PROBLEM REQUIREMENTS =
Whenever a line in the entries below contains "JSON", copy that line.

RECORDS TO USE =
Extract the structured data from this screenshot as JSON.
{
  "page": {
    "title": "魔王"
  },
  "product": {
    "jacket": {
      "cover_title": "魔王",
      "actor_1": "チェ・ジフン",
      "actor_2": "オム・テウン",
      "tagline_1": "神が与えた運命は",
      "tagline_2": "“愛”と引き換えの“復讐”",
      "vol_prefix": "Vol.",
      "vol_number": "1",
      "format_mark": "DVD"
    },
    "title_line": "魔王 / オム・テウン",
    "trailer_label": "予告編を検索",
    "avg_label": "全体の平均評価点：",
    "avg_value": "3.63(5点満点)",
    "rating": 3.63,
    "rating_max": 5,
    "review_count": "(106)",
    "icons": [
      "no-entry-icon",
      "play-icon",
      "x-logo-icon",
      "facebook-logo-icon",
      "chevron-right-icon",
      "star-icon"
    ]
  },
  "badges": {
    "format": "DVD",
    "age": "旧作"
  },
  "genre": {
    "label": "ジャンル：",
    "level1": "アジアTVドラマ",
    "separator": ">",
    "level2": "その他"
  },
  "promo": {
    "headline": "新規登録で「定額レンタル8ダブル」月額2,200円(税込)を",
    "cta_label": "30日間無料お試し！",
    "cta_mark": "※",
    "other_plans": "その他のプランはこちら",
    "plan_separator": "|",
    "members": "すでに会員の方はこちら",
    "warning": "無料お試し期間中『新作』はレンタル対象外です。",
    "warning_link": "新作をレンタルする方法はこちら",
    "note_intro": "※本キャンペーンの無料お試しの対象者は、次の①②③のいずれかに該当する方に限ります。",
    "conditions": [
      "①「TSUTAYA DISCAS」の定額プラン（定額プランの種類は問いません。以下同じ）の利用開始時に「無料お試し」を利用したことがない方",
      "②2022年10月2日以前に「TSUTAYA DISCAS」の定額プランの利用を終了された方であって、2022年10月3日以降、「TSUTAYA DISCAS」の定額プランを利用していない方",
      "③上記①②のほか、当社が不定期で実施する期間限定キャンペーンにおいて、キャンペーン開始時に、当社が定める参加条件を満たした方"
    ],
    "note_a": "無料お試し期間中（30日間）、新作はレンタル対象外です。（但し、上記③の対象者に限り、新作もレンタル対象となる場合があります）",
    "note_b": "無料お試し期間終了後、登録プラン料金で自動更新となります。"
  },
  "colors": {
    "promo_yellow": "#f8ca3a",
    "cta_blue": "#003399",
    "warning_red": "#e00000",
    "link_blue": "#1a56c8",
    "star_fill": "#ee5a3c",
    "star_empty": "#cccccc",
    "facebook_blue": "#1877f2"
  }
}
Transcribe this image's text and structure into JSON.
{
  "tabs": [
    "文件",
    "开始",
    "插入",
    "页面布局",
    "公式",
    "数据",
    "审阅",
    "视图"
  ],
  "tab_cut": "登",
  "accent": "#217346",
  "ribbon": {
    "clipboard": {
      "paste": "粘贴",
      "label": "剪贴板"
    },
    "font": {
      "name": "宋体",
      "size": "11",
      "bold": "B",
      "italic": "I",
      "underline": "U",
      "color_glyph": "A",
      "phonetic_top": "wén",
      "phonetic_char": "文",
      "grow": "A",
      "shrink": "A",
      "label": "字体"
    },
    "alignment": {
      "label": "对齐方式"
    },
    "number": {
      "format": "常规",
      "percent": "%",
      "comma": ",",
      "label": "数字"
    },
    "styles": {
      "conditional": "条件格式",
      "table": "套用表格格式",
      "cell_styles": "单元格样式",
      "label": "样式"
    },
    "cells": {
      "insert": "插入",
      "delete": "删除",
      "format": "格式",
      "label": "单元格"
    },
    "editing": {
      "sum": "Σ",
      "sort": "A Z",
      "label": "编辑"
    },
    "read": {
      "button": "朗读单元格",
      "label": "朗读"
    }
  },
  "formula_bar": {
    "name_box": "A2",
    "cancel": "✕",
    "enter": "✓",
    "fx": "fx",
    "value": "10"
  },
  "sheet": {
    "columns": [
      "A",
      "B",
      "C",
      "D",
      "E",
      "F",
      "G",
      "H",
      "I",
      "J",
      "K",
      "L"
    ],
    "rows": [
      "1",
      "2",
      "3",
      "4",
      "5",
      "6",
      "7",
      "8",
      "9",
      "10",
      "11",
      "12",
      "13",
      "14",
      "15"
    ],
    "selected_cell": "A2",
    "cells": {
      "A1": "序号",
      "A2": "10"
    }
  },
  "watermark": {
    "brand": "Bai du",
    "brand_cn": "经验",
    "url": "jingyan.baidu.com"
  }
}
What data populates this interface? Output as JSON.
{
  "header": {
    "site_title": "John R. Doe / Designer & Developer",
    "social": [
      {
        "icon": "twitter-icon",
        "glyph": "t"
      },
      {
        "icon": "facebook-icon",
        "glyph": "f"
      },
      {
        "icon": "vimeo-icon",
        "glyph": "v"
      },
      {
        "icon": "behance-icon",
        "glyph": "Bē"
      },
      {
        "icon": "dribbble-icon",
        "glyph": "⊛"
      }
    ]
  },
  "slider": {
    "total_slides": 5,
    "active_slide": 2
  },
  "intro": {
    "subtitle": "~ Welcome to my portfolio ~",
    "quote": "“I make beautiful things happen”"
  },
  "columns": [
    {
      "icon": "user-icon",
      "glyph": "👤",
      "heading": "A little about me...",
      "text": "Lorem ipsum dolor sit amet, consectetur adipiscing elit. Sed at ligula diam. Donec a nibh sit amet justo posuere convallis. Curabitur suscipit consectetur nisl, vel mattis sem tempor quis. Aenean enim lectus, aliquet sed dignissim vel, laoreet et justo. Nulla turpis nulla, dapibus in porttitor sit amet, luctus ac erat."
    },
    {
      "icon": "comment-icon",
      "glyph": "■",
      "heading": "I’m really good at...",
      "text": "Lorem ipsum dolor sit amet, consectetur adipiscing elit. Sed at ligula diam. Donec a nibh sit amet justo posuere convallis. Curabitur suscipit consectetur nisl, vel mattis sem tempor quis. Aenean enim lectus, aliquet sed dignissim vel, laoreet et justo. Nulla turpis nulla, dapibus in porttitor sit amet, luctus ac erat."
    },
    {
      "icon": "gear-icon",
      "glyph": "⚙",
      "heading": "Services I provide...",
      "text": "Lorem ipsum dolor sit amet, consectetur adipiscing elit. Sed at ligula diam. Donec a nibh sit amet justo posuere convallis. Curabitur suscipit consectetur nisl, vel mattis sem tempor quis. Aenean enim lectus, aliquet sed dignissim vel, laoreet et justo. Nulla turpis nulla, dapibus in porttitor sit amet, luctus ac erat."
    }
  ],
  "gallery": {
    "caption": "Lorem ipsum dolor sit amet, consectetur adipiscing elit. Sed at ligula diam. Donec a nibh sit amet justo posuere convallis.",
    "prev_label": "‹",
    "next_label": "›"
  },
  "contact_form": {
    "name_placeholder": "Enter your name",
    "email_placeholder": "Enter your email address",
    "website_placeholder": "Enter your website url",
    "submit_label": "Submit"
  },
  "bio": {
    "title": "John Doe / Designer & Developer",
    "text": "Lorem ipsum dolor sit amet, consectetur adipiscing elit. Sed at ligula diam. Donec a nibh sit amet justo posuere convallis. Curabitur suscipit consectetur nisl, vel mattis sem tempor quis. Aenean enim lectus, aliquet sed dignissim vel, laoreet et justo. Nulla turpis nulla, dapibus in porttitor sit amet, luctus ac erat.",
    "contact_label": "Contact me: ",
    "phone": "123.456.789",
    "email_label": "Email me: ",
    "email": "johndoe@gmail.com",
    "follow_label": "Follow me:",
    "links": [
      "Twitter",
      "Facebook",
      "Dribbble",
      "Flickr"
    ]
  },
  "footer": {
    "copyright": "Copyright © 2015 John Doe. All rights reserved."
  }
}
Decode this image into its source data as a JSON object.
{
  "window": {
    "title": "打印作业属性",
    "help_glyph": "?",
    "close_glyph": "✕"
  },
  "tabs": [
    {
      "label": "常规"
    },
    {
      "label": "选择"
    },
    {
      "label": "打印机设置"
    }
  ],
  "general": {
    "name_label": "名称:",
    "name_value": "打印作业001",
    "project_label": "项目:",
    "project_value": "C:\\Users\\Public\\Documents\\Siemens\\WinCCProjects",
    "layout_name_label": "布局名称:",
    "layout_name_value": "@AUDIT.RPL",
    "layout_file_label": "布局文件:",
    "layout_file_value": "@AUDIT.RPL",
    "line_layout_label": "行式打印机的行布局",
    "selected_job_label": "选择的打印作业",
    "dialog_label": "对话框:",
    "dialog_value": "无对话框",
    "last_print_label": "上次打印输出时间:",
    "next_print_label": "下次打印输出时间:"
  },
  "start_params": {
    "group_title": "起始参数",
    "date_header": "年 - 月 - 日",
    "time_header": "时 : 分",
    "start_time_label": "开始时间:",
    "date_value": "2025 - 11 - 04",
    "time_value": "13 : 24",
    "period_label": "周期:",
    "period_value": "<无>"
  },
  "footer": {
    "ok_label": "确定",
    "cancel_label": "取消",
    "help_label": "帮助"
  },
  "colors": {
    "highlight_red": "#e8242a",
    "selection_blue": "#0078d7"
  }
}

SOLUTION TO THE PROBLEM =
Extract the structured data from this screenshot as JSON.
Transcribe this image's text and structure into JSON.
What data populates this interface? Output as JSON.
Decode this image into its source data as a JSON object.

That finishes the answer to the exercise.